====== INFORMATION SUPPLIED

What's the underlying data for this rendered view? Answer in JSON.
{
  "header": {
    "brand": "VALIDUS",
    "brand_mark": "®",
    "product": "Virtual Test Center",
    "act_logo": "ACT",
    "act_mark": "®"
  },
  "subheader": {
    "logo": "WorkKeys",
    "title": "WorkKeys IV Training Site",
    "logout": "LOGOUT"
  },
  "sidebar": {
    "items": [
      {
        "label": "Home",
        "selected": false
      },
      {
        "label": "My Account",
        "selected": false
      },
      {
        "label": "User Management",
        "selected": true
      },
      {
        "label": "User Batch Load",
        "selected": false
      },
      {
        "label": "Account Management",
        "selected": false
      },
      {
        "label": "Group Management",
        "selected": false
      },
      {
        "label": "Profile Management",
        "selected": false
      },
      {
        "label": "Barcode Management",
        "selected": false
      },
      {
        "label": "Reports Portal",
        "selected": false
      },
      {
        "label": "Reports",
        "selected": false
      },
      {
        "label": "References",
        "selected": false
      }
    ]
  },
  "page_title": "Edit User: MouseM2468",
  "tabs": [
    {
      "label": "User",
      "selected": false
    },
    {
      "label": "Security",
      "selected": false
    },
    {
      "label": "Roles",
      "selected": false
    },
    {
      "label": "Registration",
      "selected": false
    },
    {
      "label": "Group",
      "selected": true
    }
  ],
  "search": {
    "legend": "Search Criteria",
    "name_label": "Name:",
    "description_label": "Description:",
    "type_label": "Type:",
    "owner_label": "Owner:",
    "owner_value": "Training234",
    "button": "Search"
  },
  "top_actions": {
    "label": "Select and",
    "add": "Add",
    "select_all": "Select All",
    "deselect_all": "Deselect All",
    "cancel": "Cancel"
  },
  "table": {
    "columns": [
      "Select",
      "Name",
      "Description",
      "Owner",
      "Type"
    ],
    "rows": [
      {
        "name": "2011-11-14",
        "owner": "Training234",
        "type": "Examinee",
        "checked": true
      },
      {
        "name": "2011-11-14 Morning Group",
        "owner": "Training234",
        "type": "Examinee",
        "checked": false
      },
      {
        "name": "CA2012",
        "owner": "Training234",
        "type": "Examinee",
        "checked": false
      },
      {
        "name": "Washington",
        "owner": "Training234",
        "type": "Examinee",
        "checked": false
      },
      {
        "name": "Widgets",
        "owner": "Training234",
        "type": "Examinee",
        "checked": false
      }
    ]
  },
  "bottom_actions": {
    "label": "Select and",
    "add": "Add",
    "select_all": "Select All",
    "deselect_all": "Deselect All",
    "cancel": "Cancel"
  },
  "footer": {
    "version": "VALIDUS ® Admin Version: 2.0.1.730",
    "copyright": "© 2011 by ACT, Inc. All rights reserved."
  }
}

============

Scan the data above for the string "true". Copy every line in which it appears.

        "selected": true
      "selected": true
        "checked": true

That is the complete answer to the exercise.